_________________
Target Test Prep Representative V
Status: Founder & CEO
Affiliations: Target Test Prep
Joined: 14 Oct 2015
Posts: 9426
Location: United States (CA)
Re: If |x/y| < 1, then which of the following must be true?  [#permalink]

### Show Tags

1
Anurag06 wrote:

Hi Scott

I just had concern regarding the highlighted part above where denominator from LHS can't go to RHS unless it is equal correct?

And only '+' & '-' signs can be shuffled from LHS to RHS or vice versa.

You are allowed to multiply each side of an inequality with some non-zero constant, as long as you remember to change the direction of the inequality if the constant is negative.

In the expression x^2/y^2 < 1, we know y^2 is positive; thus we can multiply each side of that inequality and obtain x^2 < y^2. If the inequality was x/y < 1 and if we had no idea whether y is positive or negative, then we would not be able to multiply each side by y and conclude that x < y.
_________________

# Scott Woodbury-Stewart

Founder and CEO

Scott@TargetTestPrep.com

See why Target Test Prep is the top rated GMAT quant course on GMAT Club. Read Our Reviews

If you find one of my posts helpful, please take a moment to click on the "Kudos" button. Re: If |x/y| < 1, then which of the following must be true?   [#permalink] 06 Feb 2020, 11:04
Display posts from previous: Sort by

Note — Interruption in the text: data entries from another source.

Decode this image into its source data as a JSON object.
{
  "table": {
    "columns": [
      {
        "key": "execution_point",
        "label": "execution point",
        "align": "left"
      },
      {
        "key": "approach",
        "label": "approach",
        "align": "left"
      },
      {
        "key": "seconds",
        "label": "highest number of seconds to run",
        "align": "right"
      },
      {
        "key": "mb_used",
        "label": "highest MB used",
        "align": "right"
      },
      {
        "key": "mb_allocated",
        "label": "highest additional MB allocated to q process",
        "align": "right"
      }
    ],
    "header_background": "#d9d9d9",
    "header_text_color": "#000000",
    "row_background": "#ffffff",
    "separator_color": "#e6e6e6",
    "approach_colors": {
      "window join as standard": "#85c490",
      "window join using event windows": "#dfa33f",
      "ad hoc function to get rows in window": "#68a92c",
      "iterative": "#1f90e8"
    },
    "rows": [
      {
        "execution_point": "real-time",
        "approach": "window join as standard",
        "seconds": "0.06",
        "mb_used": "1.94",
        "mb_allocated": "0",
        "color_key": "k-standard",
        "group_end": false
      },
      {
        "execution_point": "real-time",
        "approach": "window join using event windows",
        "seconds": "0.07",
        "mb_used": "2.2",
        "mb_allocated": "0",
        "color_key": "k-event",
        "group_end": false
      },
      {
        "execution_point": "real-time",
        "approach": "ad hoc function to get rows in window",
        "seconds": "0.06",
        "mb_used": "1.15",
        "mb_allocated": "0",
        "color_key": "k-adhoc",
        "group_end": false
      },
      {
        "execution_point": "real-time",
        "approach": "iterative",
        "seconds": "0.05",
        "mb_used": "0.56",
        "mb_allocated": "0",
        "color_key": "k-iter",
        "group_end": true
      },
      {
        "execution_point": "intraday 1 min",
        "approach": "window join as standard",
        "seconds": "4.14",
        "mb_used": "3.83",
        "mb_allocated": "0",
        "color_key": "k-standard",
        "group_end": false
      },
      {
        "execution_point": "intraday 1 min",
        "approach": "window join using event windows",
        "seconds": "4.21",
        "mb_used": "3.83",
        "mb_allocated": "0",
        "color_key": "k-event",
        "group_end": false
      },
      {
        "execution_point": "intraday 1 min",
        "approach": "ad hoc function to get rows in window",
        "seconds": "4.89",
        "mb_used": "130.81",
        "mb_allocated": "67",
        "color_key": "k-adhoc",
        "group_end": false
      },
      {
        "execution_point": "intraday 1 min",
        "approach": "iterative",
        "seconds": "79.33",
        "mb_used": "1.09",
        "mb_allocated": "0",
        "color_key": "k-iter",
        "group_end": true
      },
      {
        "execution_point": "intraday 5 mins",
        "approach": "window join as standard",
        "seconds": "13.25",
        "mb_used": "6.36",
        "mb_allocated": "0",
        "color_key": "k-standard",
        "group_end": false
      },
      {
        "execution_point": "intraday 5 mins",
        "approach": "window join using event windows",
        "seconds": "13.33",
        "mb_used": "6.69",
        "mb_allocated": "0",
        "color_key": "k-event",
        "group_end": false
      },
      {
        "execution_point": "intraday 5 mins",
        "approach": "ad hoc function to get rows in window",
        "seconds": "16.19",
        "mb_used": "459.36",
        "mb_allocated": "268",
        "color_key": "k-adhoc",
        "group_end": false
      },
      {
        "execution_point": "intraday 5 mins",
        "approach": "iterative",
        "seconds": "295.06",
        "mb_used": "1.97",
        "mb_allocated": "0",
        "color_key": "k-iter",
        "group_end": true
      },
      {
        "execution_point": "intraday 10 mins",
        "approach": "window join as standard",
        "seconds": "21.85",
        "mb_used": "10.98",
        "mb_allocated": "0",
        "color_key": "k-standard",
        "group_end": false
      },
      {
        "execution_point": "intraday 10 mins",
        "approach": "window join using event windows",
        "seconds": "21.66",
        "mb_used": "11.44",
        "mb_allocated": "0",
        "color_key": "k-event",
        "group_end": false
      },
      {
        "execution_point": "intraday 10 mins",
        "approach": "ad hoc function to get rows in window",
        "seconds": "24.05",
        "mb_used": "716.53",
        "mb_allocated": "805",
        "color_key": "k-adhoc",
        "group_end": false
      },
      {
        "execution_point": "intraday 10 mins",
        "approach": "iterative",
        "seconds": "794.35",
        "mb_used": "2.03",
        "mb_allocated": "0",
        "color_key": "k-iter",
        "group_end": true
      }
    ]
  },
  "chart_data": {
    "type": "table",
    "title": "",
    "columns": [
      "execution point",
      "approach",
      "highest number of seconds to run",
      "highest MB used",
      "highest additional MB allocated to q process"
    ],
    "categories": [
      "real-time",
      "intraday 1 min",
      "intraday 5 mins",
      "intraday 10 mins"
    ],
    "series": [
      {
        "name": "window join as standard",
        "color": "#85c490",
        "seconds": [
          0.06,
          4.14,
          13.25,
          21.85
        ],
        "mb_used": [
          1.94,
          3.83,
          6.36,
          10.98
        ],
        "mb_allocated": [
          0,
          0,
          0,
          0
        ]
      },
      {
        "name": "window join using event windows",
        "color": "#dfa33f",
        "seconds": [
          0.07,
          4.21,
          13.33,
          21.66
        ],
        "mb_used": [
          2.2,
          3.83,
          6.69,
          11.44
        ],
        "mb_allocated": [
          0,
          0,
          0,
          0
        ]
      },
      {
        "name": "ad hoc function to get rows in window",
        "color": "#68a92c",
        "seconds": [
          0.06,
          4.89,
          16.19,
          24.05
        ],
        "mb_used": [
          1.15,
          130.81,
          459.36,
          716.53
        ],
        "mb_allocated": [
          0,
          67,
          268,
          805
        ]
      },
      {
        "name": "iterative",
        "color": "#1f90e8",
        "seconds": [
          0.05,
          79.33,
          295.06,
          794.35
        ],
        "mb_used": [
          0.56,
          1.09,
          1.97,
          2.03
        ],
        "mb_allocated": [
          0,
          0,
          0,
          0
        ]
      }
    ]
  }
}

# If |x/y| < 1, then which of the following must be true?